Switzerland personal tax issues – Introduction
Switzerland is a country that levies taxes on three levels: federal, cantonal, and municipal. The tax rates are progressive, meaning they take into account the economic capacity of a taxpayer. Each canton has a set of tax deductions that reduce the tax base and, hence, the marginal tax rate.
In terms of tax residency, individuals are liable to pay tax in Switzerland if they have their tax residency in Switzerland or if their stay in Switzerland exceeds a certain period of time. Swiss tax residents are subject to unlimited taxation on their worldwide income and worldwide assets, with some exceptions for foreign real estate and foreign business income.
Swiss-sourced employment income is fully taxable in Switzerland, unless a double taxation agreement provides otherwise. The same tax rate for employment income applies also to interest and dividend income.
Swiss-sourced interest payments and dividends are subject to Swiss withholding tax at a rate of 35%, but Swiss tax residents are entitled to a full refund provided the investment income is declared in their annual tax return.
Dividend payments from a majority shareholding are taxed to the extent of 70% at the federal level and to the extent of 50 to 80% at the cantonal level, depending on the cantonal tax provisions.
Capital gains tax

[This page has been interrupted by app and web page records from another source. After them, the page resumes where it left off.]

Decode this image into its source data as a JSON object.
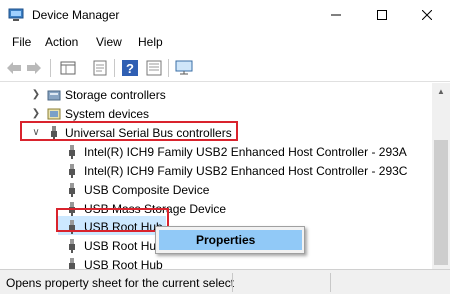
{
  "window": {
    "title": "Device Manager",
    "controls": {
      "minimize": "minimize-icon",
      "maximize": "maximize-icon",
      "close": "close-icon"
    }
  },
  "menu": [
    "File",
    "Action",
    "View",
    "Help"
  ],
  "toolbar": {
    "buttons": [
      "back-arrow-icon",
      "forward-arrow-icon",
      "properties-grid-icon",
      "details-page-icon",
      "help-question-icon",
      "scan-hardware-icon",
      "monitor-icon"
    ]
  },
  "tree": {
    "items": [
      {
        "label": "Storage controllers",
        "icon": "storage-controller-icon",
        "expander": "collapsed"
      },
      {
        "label": "System devices",
        "icon": "system-devices-icon",
        "expander": "collapsed"
      },
      {
        "label": "Universal Serial Bus controllers",
        "icon": "usb-controller-icon",
        "expander": "expanded"
      },
      {
        "label": "Intel(R) ICH9 Family USB2 Enhanced Host Controller - 293A",
        "icon": "usb-plug-icon"
      },
      {
        "label": "Intel(R) ICH9 Family USB2 Enhanced Host Controller - 293C",
        "icon": "usb-plug-icon"
      },
      {
        "label": "USB Composite Device",
        "icon": "usb-plug-icon"
      },
      {
        "label": "USB Mass Storage Device",
        "icon": "usb-plug-icon"
      },
      {
        "label": "USB Root Hub",
        "icon": "usb-plug-icon",
        "selected": true
      },
      {
        "label": "USB Root Hub",
        "icon": "usb-plug-icon"
      },
      {
        "label": "USB Root Hub",
        "icon": "usb-plug-icon"
      }
    ]
  },
  "context_menu": {
    "items": [
      "Properties"
    ]
  },
  "status_bar": {
    "text": "Opens property sheet for the current select"
  },
  "colors": {
    "highlight_box": "#d9232d",
    "selection": "#cce8ff",
    "context_hover": "#91c9f7"
  }
}
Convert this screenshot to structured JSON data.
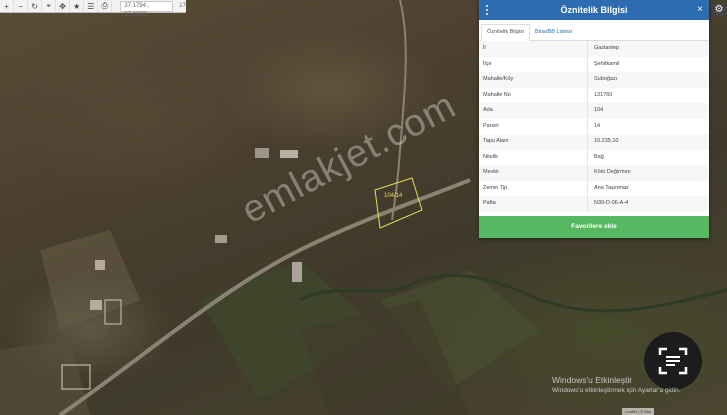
{
  "toolbar": {
    "buttons": [
      {
        "name": "zoom-in-button",
        "icon": "plus-icon",
        "glyph": "+"
      },
      {
        "name": "zoom-out-button",
        "icon": "minus-icon",
        "glyph": "−"
      },
      {
        "name": "refresh-button",
        "icon": "refresh-icon",
        "glyph": "↻"
      },
      {
        "name": "locate-button",
        "icon": "crosshair-icon",
        "glyph": "⌖"
      },
      {
        "name": "measure-button",
        "icon": "ruler-icon",
        "glyph": "✥"
      },
      {
        "name": "favorite-button",
        "icon": "star-icon",
        "glyph": "★"
      },
      {
        "name": "menu-button",
        "icon": "list-icon",
        "glyph": "☰"
      },
      {
        "name": "print-button",
        "icon": "printer-icon",
        "glyph": "⎙"
      }
    ],
    "coordinates": "37.1794 , 37.0050",
    "extra": "17"
  },
  "panel": {
    "title": "Öznitelik Bilgisi",
    "close_glyph": "×",
    "tabs": [
      "Öznitelik Bilgisi",
      "Bina/BB Listesi"
    ],
    "rows": [
      {
        "key": "İl",
        "value": "Gaziantep"
      },
      {
        "key": "İlçe",
        "value": "Şehitkamil"
      },
      {
        "key": "Mahalle/Köy",
        "value": "Suboğazı"
      },
      {
        "key": "Mahalle No",
        "value": "131760"
      },
      {
        "key": "Ada",
        "value": "104"
      },
      {
        "key": "Parsel",
        "value": "14"
      },
      {
        "key": "Tapu Alanı",
        "value": "10.235,10"
      },
      {
        "key": "Nitelik",
        "value": "Bağ"
      },
      {
        "key": "Mevkii",
        "value": "Kötü Değirmen"
      },
      {
        "key": "Zemin Tip",
        "value": "Ana Taşınmaz"
      },
      {
        "key": "Pafta",
        "value": "N39-D-06-A-4"
      }
    ],
    "favorite_button": "Favorilere ekle"
  },
  "map": {
    "parcel_label": "104/14",
    "watermark": "emlakjet.com",
    "settings_glyph": "⚙"
  },
  "windows_notice": {
    "title": "Windows'u Etkinleştir",
    "subtitle": "Windows'u etkinleştirmek için Ayarlar'a gidin."
  },
  "attribution": "Leaflet | © Esri",
  "colors": {
    "header_blue": "#2d6cb0",
    "favorite_green": "#56b861",
    "parcel_outline": "#e8dc5a"
  }
}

In terms of capital gains tax, there is no capital gains tax on the disposal of movable assets such as shares and collectibles, but in cases of excessive trading, hedging, and debt-financing, the tax administration may conclude that the individual is a professional securities trader subject to income tax on his or her gains. Gains on immovable property are taxable, and a real estate transfer tax is due in many cantons on the change of ownership of real property.
All cantons (and all municipalities) levy a wealth tax on global net wealth, which includes all movable, immovable, and business assets, works of art, jewelry, and other collectibles.
Spouses are exempt from gift and inheritance tax in all cantons, and lineal descendants in most cantons.
The right to tax gifts and donations is in the canton where the donor or testator is or was domiciled, and the tax rate is determined by the amount of the gift or inheritance and the degree of kinship.
Common Reporting Standard
Finally, Switzerland has been a signatory to the Common Reporting Standard since 2017 and has entered into various exchange of information programs with a number of participating jurisdictions. Information on a client's Swiss bank accounts will therefore be exchanged with the tax authorities of their home country if that country is a participating jurisdiction.
If you have any queries about Switzerland personal tax issues, or Swiss tax matters in general, then please do get in touch.
The content of this article is provided for educational and information purposes only. It is not intended, and should not be construed, as tax or legal advice. We recommend you seek formal tax and legal advice before taking, or refraining from, any action based on the contents of this article.